That’s a red flag that they’ve got a lot of work on their plate already. Right, it’s an indicator to me of someone who’s not as passionate about the business. you’ve got to find that person that you like and trust in the process because you’re going to be working with them for quite a while for these executive positions because they do take a while to bring to the finish line. Find the person who you enjoy working with and then do all the background and all the references to validate what they’re talking about because at the end of the day it really is the reputation of you hiring this firm that we’ll get questioned at the end.
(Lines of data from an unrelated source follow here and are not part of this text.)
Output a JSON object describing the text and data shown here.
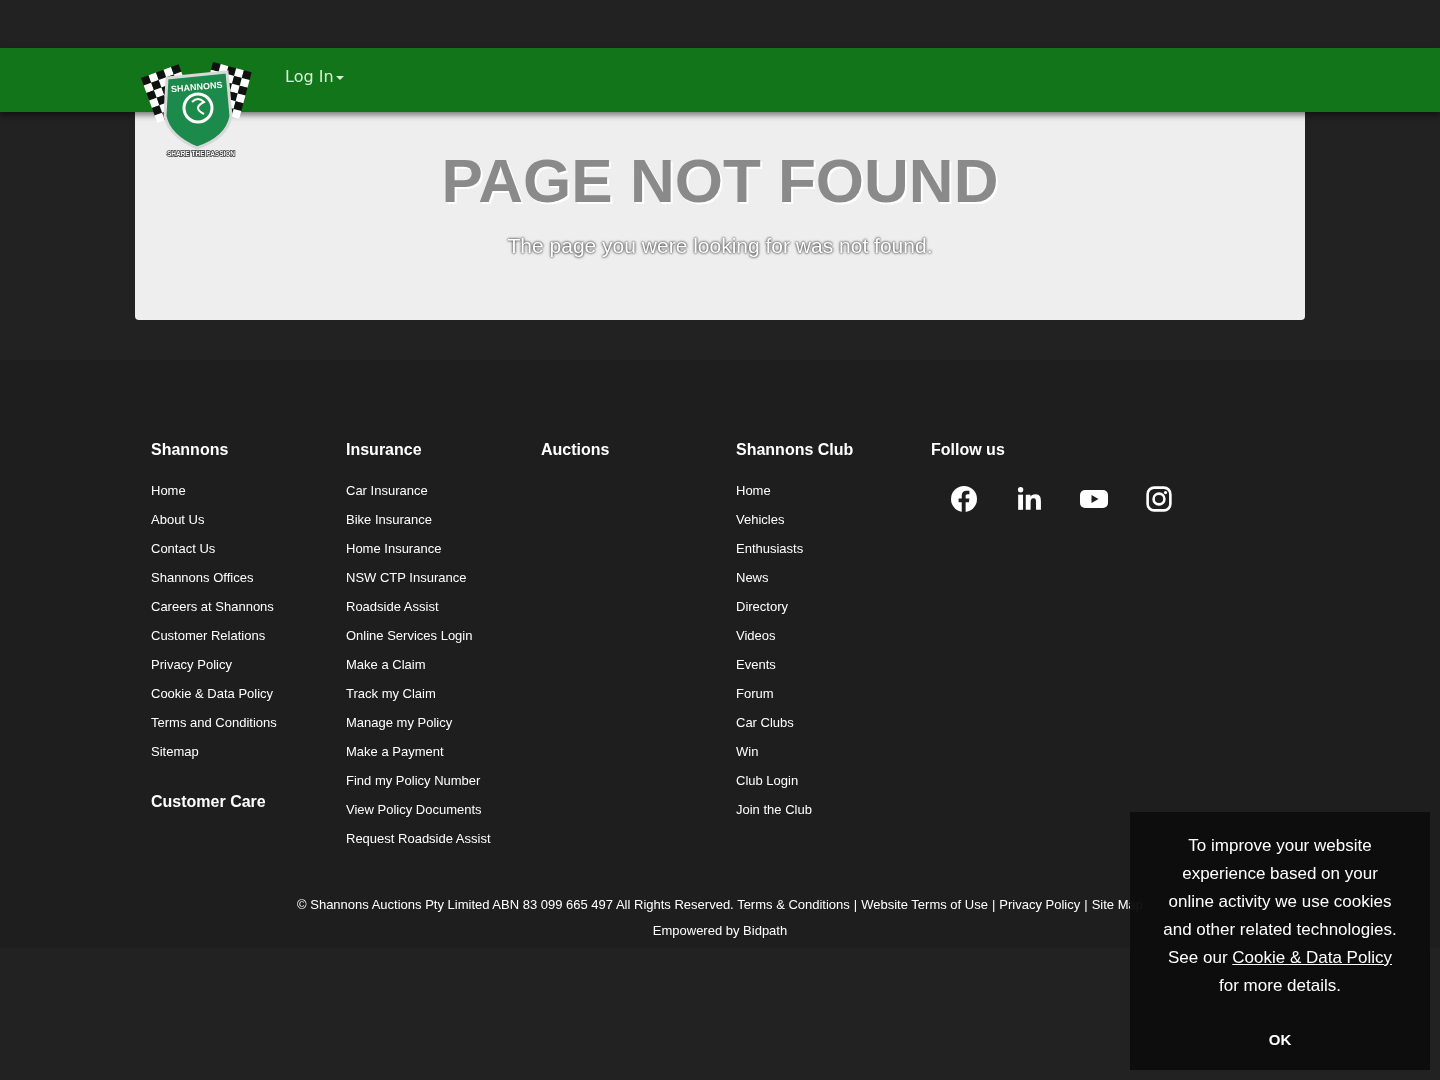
{
  "logo": {
    "badge_text": "SHANNONS",
    "tagline": "SHARE THE PASSION"
  },
  "nav": {
    "login": "Log In"
  },
  "error": {
    "title": "PAGE NOT FOUND",
    "message": "The page you were looking for was not found."
  },
  "footer_columns": [
    {
      "heading": "Shannons",
      "links": [
        "Home",
        "About Us",
        "Contact Us",
        "Shannons Offices",
        "Careers at Shannons",
        "Customer Relations",
        "Privacy Policy",
        "Cookie & Data Policy",
        "Terms and Conditions",
        "Sitemap"
      ],
      "subheading": "Customer Care"
    },
    {
      "heading": "Insurance",
      "links": [
        "Car Insurance",
        "Bike Insurance",
        "Home Insurance",
        "NSW CTP Insurance",
        "Roadside Assist",
        "Online Services Login",
        "Make a Claim",
        "Track my Claim",
        "Manage my Policy",
        "Make a Payment",
        "Find my Policy Number",
        "View Policy Documents",
        "Request Roadside Assist"
      ]
    },
    {
      "heading": "Auctions"
    },
    {
      "heading": "Shannons Club",
      "links": [
        "Home",
        "Vehicles",
        "Enthusiasts",
        "News",
        "Directory",
        "Videos",
        "Events",
        "Forum",
        "Car Clubs",
        "Win",
        "Club Login",
        "Join the Club"
      ]
    }
  ],
  "follow": {
    "heading": "Follow us",
    "icons": [
      {
        "kind": "facebook"
      },
      {
        "kind": "linkedin"
      },
      {
        "kind": "youtube"
      },
      {
        "kind": "instagram"
      }
    ]
  },
  "copyright": "© Shannons Auctions Pty Limited ABN 83 099 665 497 All Rights Reserved.",
  "legal_links": [
    "Terms & Conditions",
    "Website Terms of Use",
    "Privacy Policy",
    "Site Map"
  ],
  "legal_separator": "|",
  "powered_by": "Empowered by Bidpath",
  "cookie_banner": {
    "text_before": "To improve your website experience based on your online activity we use cookies and other related technologies. See our",
    "link": "Cookie & Data Policy",
    "text_after": "for more details.",
    "button": "OK"
  }
}
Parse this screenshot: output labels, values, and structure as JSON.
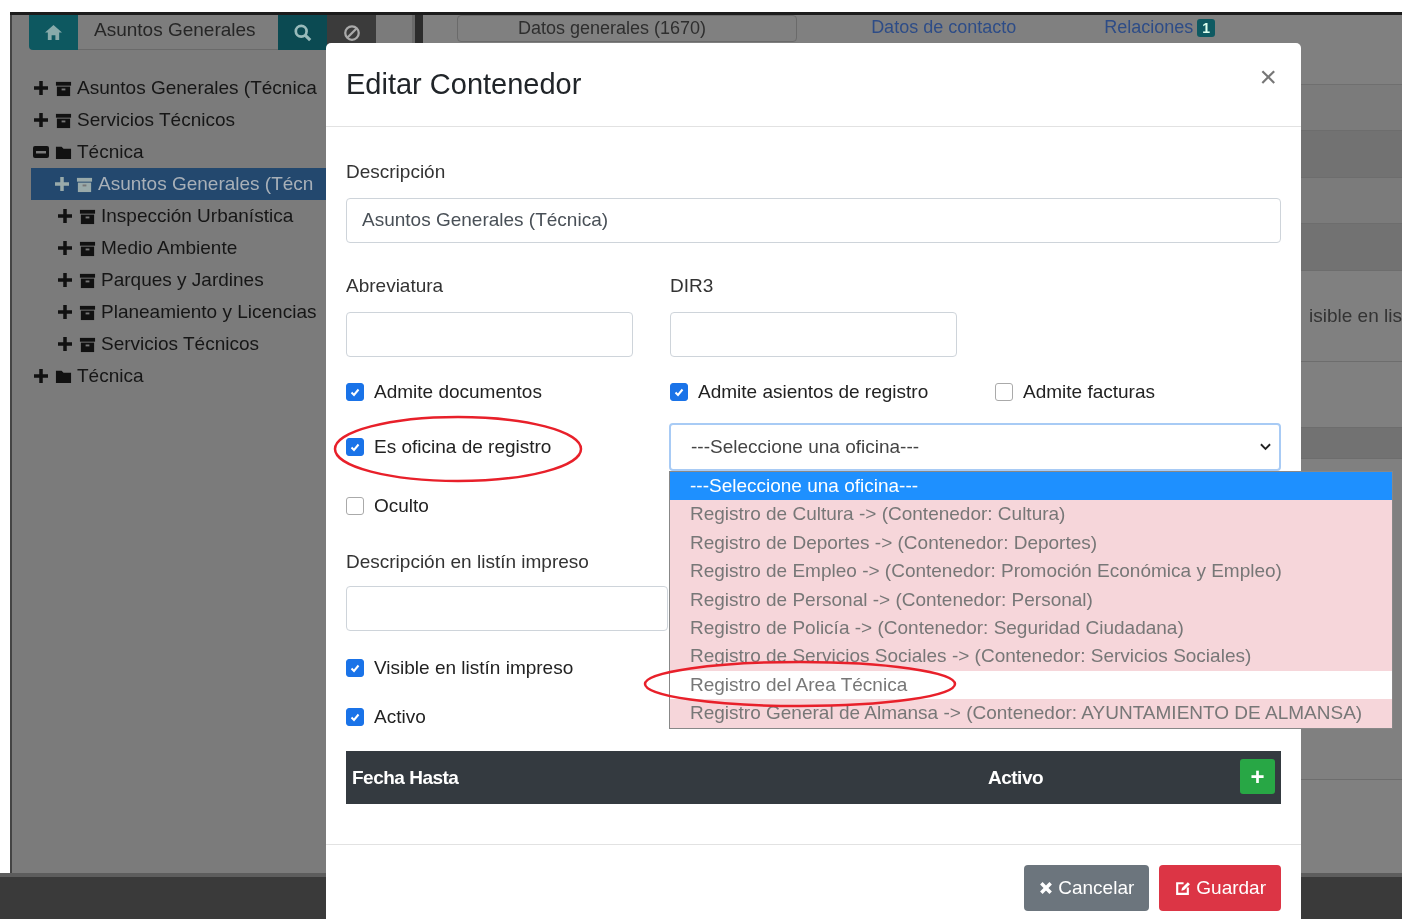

Yeah, and like we alluded to and I think our preview last week of today’s episode is, not all search firms are great at everything. And I know there’s plenty of searches that if we’ve had an opportunity as a firm to take on it, we’ve just declined because we just were not the best fit. There’s other firms out there. I think one question to ask as well is what are searches that you’re not good at? Right. That is another good qualifier.
I think that’s a great honesty play the credibility of the firm. If They’re going to tell you that they’re not interested in a certain search, that’s a good thing because I’ll really focus on the things that they’re good at.
Yup. Absolutely. Well, awesome. Well that’s going to conclude this episode and next week we’re going to tackle the last initial segment in attraction. There’s probably another 10 we could do, but we’ve isolated just a handful of them and that’s really going to be around managing your employment brand. There’s a lot of strategies, tactics, and ways to do that, but also just try to articulate the importance of the, your employment brand and if it’s not in the best of shape now we’ll provide some ideas. How do you start to manage that reputation or that employment brand? So we’re excited to do that one next week, but like I said, this will wrap up today’s episode and as always, if you want to get ahold of Scott, visit versique.com or look them up on LinkedIn. Again, if you like what you’re hearing and you want to listen to Scott’s voice on a weekly basis, go ahead and subscribe to Apple podcasts, Spotify, we were on all those major channels and we’ll talk to everybody next week.
That sounds great, Steve, I look forward to it. Also I what I want to do next week is a summary of the previous podcasts so that if someone just listened to that episode, they get a little feeling of what we’ve talked about and know they can go back to those previous podcasts and kind of catch up from there.
Awesome. Yeah, there’ll be a great idea. We’ll make sure to weave that in next week’s podcast. Great. Awesome. Talk to everybody next week.